Tunnel books form 3 dimensional pictures made from cut out layers stacked on top of each other, almost like a peep show!
I thought this would be a creative way to illustrate the overcrowded immigrant cities we read about in our Sonlight American History studies. (Busy hands while I read aloud …smile)
Here’s a 4 frame tunnel book tutorial:
- I prepared 4 frames, each one slightly wider than the next.
- We looked at photographs and pictures to plan each frame.
- I suggested that the objects become slightly smaller on each frame and that some objects stick out into the inside of the frame. (You’ll notice the sizes decrease in the tunnel book above and really create a sense of depth!)
- The girls illustrated and cut around the inside details.
- They placed this frame over the next wider frame and planned where to place their new objects that would stick out. Objects that joined across the frame looked really good!
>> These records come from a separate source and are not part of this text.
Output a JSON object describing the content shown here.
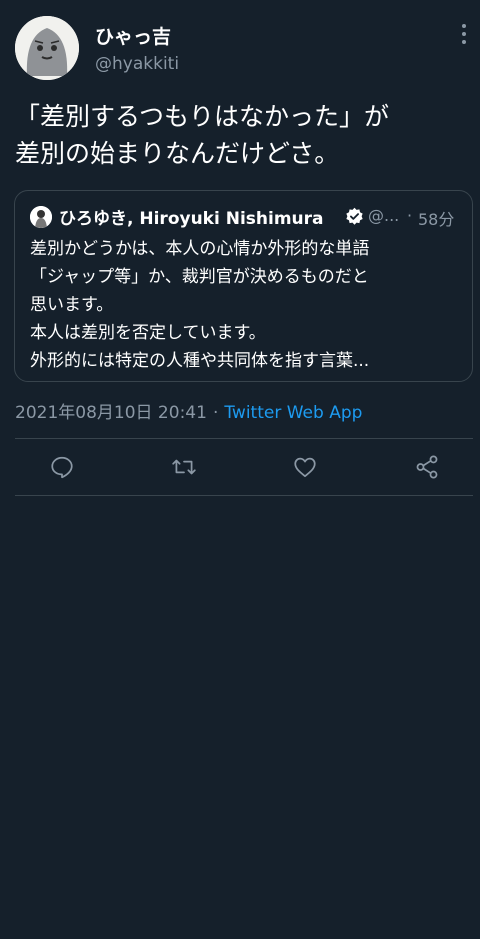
{
  "author": {
    "display_name": "ひゃっ吉",
    "handle": "@hyakkiti"
  },
  "tweet": {
    "text": "「差別するつもりはなかった」が\n差別の始まりなんだけどさ。"
  },
  "quoted_tweet": {
    "display_name": "ひろゆき, Hiroyuki Nishimura",
    "handle": "@...",
    "separator": "·",
    "time": "58分",
    "lines": [
      "差別かどうかは、本人の心情か外形的な単語",
      "「ジャップ等」か、裁判官が決めるものだと",
      "思います。",
      "本人は差別を否定しています。",
      "外形的には特定の人種や共同体を指す言葉..."
    ]
  },
  "meta": {
    "timestamp": "2021年08月10日 20:41",
    "separator": "·",
    "source": "Twitter Web App"
  },
  "actions": {
    "reply_icon": "reply-icon",
    "retweet_icon": "retweet-icon",
    "like_icon": "heart-icon",
    "share_icon": "share-icon"
  },
  "colors": {
    "background": "#15202b",
    "text": "#ffffff",
    "secondary_text": "#8b98a5",
    "link": "#1d9bf0",
    "border": "#38444d"
  }
}
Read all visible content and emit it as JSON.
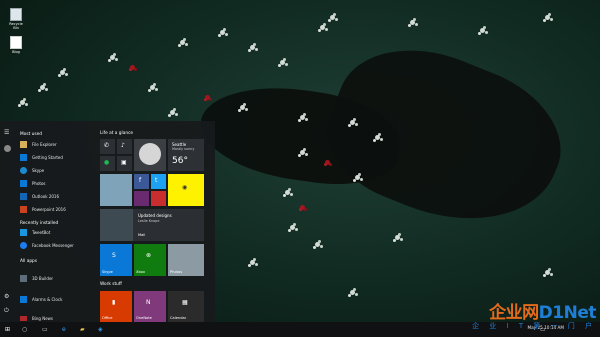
{
  "desktop": {
    "icons": [
      {
        "label": "Recycle Bin",
        "icon": "recycle-bin-icon"
      },
      {
        "label": "Blog",
        "icon": "document-icon"
      }
    ]
  },
  "start": {
    "most_used_header": "Most used",
    "most_used": [
      {
        "label": "File Explorer",
        "icon": "folder-icon",
        "color": "#d8b15b"
      },
      {
        "label": "Getting Started",
        "icon": "lightbulb-icon",
        "color": "#0a78d7"
      },
      {
        "label": "Skype",
        "icon": "skype-icon",
        "color": "#1a8ad1"
      },
      {
        "label": "Photos",
        "icon": "photos-icon",
        "color": "#0a78d7"
      },
      {
        "label": "Outlook 2016",
        "icon": "outlook-icon",
        "color": "#1266b5"
      },
      {
        "label": "Powerpoint 2016",
        "icon": "powerpoint-icon",
        "color": "#c9431f"
      }
    ],
    "recently_added_header": "Recently installed",
    "recently_added": [
      {
        "label": "TweetBot",
        "icon": "twitter-icon",
        "color": "#1b95e0"
      },
      {
        "label": "Facebook Messenger",
        "icon": "messenger-icon",
        "color": "#1b7df2"
      }
    ],
    "all_apps_header": "All apps",
    "all_apps": [
      {
        "label": "3D Builder",
        "icon": "3d-builder-icon",
        "color": "#5d6d7a"
      },
      {
        "label": "Alarms & Clock",
        "icon": "alarm-icon",
        "color": "#0a78d7"
      },
      {
        "label": "Bing News",
        "icon": "news-icon",
        "color": "#b0282c"
      }
    ],
    "tiles_header": "Life at a glance",
    "weather": {
      "city": "Seattle",
      "condition": "Mostly sunny",
      "temp": "56°"
    },
    "tiles": {
      "news_label": "Updated designs",
      "news_sub": "Leslie Knope",
      "mail_label": "Mail",
      "skype_label": "Skype",
      "xbox_label": "Xbox",
      "photos_label": "Photos",
      "store_label": "Store"
    },
    "work_header": "Work stuff",
    "work_tiles": [
      {
        "label": "Office",
        "color": "#d83b01"
      },
      {
        "label": "OneNote",
        "color": "#80397b"
      },
      {
        "label": "Calendar",
        "color": "#2b2b2b"
      }
    ]
  },
  "taskbar": {
    "clock": "May 25 10:14 AM"
  },
  "watermark": {
    "line1a": "企业网",
    "line1b": "D1Net",
    "line2": "企 业 I T 第 一 门 户"
  }
}
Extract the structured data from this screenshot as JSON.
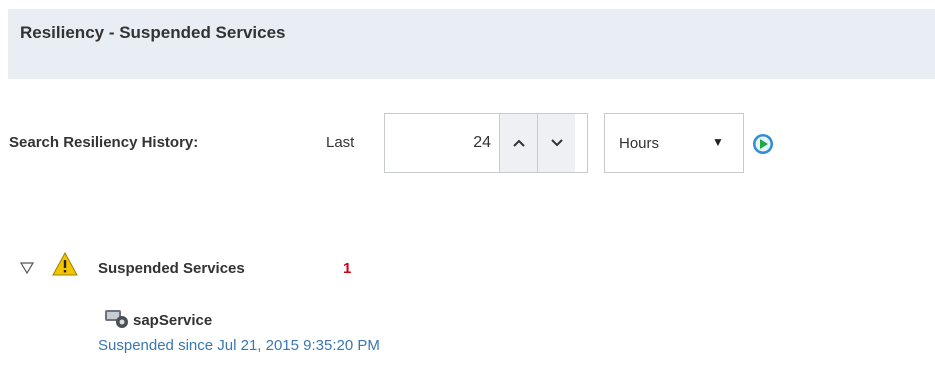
{
  "header": {
    "title": "Resiliency - Suspended Services"
  },
  "search": {
    "label": "Search Resiliency History:",
    "last_label": "Last",
    "value": "24",
    "unit_selected": "Hours",
    "icons": {
      "up": "chevron-up-icon",
      "down": "chevron-down-icon",
      "select": "dropdown-arrow-icon",
      "go": "go-arrow-icon"
    }
  },
  "tree": {
    "title": "Suspended Services",
    "count": "1",
    "icons": {
      "toggle": "expand-triangle-icon",
      "warning": "warning-icon"
    },
    "items": [
      {
        "name": "sapService",
        "status": "Suspended since Jul 21, 2015 9:35:20 PM",
        "icon": "service-gear-icon"
      }
    ]
  },
  "colors": {
    "header_bg": "#e9eef4",
    "link": "#3a76b0",
    "count": "#d0021b",
    "warning": "#f2c500",
    "go": "#2f8fd0"
  }
}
They planned new details to show where the top frame would not hide them. They drew a few pencil lines around these and illustrated the new frame.
- Once they drew and cut around the 2nd frame, they placed this on the 3rd frame and repeated this on the 4th frame.
- We did not cut out the middle of 4th frame, but illustrated the centre as the background of the picture.
- We folded 2 concertina to have 4 folds each and pasted each page on the folds on both sides.
- Viola! A 3 dimensional tunnel book!
And it was such a lovely creative project,
and really easy!
- This would be done best on cardboard or stiff paper. We did ours on plain paper, but it worked well. It will not be bulky in our notebook folders.
- Coloured card or paper would be lovely. We started with black pen outlines and felt that this was detailed enough.
- Use just 4 layers: one is the front cover and the 4th is the background. You could add as many as you need.
- You could make this tunnel book into a card and include narrations or notes inside the card.
- Moms could make a simple template for younger children to cut and colour and paste into a tunnel book.
- You need not have 4 frames. Instead use a front frame, the next 2 layers just make some sides and paste these against a 4 layer which could be a full photo or picture.
- Be creative and adapt the idea to suit your child’s age or the concepts you want to include in the tunnel book.
- You could use 4 photocopies of the same picture or photo and layer these on each frame in the same way that people make 3D pictures with the same picture mounted above the previous one.
- Have fun!
More tunnel book ideas on the net:
a fantastic gallery of great tunnel books,
a pdf of a zig-zag version,
and this beautiful easy photo tutorial.
I especially loved the map/ globe tunnel book …
Could we use this in Geography? Weather systems, atmospheric layers, soil and rock layers …
Or what about life cycles or ecosystems in Biology and Natural Sciences?
Cell structure? Zoology of a pond? …
Or a scene from a play/ poem/ story? Characters, scenes, plot?
I’m tickled to think of all the other possibilities …